### Video Transcript

The formula ๐ equals four ๐
squared ๐ cubed divided by ๐บ๐ squared can be used to calculate the mass, ๐, of a
planet or star given the orbital period, ๐, and orbital radius, ๐, of an object
that is moving along a circular orbit around it. A planet is discovered orbiting a
distant star with a period of 105 days and a radius of 0.480 AU. What is the mass of the star? Use a value of 6.67 times 10 to the
negative 11 meters cubed per kilogram second squared for the universal gravitational
constant and 1.50 times 10 to the 11 meters for the length of one AU. Give your answer in scientific
notation to two decimal places.

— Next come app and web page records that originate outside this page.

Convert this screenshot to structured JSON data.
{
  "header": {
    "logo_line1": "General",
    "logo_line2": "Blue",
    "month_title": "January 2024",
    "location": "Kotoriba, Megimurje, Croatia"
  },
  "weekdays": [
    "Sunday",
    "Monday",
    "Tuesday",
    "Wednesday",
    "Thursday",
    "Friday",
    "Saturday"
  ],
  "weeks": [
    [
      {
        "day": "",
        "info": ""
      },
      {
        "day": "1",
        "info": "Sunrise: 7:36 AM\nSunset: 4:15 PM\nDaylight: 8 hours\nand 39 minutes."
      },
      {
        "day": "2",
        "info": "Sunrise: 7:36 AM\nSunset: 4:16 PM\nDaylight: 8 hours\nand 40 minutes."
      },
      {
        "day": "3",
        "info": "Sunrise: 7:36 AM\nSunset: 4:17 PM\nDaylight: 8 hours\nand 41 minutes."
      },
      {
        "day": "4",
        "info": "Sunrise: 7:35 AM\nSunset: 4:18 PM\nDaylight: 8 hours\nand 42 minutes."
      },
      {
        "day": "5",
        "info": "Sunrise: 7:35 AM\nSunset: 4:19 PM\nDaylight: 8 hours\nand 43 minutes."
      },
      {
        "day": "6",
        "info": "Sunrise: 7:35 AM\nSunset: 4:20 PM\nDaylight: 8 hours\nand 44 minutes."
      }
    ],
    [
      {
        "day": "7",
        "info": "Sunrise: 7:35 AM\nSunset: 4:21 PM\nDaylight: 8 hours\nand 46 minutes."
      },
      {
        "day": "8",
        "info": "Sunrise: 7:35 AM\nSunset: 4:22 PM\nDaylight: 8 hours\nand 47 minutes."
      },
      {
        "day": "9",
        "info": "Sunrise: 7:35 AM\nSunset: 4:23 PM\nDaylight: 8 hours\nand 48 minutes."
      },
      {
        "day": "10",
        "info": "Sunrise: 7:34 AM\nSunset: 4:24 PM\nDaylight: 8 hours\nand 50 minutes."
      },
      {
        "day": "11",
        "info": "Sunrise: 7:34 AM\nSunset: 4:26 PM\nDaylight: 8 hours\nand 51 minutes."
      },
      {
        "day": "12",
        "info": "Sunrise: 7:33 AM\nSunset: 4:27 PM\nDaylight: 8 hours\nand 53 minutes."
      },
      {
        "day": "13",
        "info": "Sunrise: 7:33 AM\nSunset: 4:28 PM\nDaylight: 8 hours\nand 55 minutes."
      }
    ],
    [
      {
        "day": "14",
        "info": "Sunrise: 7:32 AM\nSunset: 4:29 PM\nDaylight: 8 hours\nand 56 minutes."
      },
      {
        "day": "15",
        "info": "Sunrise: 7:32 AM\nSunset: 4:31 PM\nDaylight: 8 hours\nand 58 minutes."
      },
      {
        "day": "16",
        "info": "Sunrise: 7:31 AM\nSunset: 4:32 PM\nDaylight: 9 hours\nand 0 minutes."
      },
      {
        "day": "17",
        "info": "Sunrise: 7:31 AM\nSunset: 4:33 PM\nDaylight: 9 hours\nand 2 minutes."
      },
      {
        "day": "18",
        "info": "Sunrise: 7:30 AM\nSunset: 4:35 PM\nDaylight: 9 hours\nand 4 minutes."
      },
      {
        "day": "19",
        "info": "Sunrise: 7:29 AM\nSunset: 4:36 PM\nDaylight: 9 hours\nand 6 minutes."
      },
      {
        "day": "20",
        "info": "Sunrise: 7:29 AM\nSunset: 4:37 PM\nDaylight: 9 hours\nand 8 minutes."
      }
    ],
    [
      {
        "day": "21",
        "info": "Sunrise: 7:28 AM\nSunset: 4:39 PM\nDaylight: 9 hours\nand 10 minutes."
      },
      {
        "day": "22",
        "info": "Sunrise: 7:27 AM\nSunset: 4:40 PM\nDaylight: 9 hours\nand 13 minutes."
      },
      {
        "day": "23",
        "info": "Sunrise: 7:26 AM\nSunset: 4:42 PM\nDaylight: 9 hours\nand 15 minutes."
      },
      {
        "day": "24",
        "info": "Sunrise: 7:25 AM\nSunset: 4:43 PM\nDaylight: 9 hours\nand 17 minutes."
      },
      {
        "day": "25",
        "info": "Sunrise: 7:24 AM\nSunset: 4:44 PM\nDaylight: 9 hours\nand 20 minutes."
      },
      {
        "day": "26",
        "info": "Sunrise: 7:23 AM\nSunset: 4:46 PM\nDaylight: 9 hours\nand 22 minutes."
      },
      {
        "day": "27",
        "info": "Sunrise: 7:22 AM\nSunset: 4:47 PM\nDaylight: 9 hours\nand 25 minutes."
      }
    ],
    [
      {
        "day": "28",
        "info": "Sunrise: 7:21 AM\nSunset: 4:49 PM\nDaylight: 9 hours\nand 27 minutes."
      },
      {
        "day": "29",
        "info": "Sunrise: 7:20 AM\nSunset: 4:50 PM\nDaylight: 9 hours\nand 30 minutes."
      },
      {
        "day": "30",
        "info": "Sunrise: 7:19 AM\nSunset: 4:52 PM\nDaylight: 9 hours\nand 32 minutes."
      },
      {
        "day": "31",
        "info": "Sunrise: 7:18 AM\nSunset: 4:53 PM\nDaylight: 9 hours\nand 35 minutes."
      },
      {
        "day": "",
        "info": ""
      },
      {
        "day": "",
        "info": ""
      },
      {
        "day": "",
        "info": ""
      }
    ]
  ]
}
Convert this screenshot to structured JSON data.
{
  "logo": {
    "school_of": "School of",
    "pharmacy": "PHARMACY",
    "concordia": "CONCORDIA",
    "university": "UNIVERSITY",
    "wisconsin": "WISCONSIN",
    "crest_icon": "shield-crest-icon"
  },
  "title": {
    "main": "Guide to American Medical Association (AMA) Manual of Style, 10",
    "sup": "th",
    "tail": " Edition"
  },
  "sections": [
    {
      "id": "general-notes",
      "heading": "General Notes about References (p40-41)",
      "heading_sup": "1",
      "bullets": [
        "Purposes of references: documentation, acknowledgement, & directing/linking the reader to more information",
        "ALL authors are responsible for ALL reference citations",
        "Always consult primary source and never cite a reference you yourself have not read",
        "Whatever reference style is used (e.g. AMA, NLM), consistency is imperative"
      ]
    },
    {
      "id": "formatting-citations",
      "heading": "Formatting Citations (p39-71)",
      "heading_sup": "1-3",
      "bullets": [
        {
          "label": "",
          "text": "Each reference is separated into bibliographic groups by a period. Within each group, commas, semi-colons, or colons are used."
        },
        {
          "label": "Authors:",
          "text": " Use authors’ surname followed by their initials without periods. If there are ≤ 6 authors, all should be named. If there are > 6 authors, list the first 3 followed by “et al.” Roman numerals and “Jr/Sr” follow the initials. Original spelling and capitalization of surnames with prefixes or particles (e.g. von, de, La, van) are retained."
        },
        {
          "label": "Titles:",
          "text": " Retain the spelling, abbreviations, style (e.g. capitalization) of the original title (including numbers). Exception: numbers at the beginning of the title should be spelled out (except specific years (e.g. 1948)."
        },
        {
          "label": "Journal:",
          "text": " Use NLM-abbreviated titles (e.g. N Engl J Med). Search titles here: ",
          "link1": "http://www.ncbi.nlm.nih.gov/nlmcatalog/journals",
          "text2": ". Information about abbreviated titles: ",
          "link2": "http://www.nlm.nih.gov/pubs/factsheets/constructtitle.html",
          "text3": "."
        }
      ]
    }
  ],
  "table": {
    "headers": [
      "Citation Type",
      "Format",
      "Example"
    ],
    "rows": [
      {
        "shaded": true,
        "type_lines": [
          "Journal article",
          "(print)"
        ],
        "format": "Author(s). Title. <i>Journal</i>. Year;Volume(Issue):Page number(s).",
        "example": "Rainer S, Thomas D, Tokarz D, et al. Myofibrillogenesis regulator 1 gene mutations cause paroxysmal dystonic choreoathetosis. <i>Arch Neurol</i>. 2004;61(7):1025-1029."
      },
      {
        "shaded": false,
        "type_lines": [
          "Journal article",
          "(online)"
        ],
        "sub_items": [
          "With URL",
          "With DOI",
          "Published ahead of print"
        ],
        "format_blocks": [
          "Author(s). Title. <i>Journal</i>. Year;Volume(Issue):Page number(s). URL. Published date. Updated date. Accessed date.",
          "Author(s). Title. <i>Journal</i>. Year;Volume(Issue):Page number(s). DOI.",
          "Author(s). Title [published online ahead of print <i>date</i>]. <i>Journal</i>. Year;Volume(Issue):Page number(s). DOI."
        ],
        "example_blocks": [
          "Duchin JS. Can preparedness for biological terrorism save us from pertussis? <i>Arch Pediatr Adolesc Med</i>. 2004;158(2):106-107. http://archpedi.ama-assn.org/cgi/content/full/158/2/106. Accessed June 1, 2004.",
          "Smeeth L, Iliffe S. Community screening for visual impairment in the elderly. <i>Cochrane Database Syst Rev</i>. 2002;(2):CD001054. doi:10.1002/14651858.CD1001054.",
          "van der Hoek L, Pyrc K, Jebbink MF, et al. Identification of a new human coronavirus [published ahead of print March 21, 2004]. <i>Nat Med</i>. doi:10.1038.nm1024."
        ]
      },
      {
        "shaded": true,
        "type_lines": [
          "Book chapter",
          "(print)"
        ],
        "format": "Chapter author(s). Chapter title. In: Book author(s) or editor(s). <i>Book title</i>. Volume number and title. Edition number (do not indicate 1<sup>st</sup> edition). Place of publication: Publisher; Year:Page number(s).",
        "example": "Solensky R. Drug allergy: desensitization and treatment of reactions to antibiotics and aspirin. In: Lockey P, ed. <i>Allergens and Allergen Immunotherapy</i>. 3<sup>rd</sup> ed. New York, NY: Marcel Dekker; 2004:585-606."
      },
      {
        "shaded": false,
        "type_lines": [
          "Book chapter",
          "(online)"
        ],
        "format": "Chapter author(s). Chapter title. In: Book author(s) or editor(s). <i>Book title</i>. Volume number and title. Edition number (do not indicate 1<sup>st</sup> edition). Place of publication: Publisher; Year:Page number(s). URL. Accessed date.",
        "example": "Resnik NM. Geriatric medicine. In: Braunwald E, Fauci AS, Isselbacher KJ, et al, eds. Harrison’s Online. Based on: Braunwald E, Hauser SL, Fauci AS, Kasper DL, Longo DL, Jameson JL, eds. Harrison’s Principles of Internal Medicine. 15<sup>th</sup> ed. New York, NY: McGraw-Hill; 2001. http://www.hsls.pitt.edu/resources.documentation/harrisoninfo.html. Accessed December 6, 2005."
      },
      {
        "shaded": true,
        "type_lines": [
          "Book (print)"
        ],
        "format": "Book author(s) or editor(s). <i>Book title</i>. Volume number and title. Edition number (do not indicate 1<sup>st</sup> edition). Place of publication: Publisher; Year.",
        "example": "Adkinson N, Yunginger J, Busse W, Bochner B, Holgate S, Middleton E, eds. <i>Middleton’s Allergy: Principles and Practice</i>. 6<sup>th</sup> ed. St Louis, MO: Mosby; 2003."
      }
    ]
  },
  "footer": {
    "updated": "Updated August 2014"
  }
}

So we have some planet in circular
orbit around a star. Itโs pretty cool that given our
understanding of physics and some fairly basic math, we can use information about a
distant planetโs orbit to learn the mass of such a large and far away object as a
star. Letโs take a closer look at the
formula weโll use. ๐ equals four ๐ squared ๐ cubed
divided by ๐บ๐ squared. Now, we have been given values for
all the terms in this formula. But before we can substitute them
in, they should all be expressed in base SI units.

๐บ, the universal gravitational
constant, is already written in meters, kilograms, and seconds. So itโs good to go. And now letโs look at orbital
radius, ๐, which we know equals 0.480 AU. And while the astronomical unit is
used frequently throughout astronomy, itโs not in SI unit. So letโs convert it into
meters. Weโve been told that one AU equals
1.5 times 10 to the 11 meters. Knowing this, we can multiply ๐ by
1.50 times 10 to the 11 meters divided by one AU, which is just equal to one. So we can cancel out the AU. And thus, we have found that ๐
equals 7.200 times 10 to the 10 meters.

Next, weโll look at orbital period,
๐, which is equal to 105 days, and days is not the SI unit of time. For this, weโll need to convert to
seconds. Recall that one day equals 24
hours, an hour equals 60 minutes, and a minute equals 60 seconds. We can use these three equalities
to write three conversion factors, each of which being equal to one. Now we can cancel units of days,
hours, and minutes, leaving only seconds. And now multiplying through 105
times 24 times 60 times 60 seconds gives us an orbital period value ๐ equals 9.072
times 10 to the six seconds.

So our values are all set to
calculate. Substituting them in the formula,
we have ๐ equals four ๐ squared times 7.200 times 10 to the 10 meters quantity
cubed divided by 6.67 times 10 to the negative 11 meters cubed per kilogram second
squared times 9.072 times 10 to the six seconds quantity squared. Now there are a lot of units here,
so letโs make sure that theyโre all working out to reach a final mass value in units
of kilograms.

First, for visual clarity, letโs
group the units over here, making sure to distribute the proper exponents. Now, letโs cancel units of meters
cubed as well as seconds squared in the denominator, leaving only one over kilograms
in the denominator or plain kilograms in the numerator. Now calculating, we have ๐ equals
2.684 times 10 to the 30 kilograms. And finally, rounding to two
decimal places, we have found that the mass of the star is 2.68 times 10 to the 30
kilograms.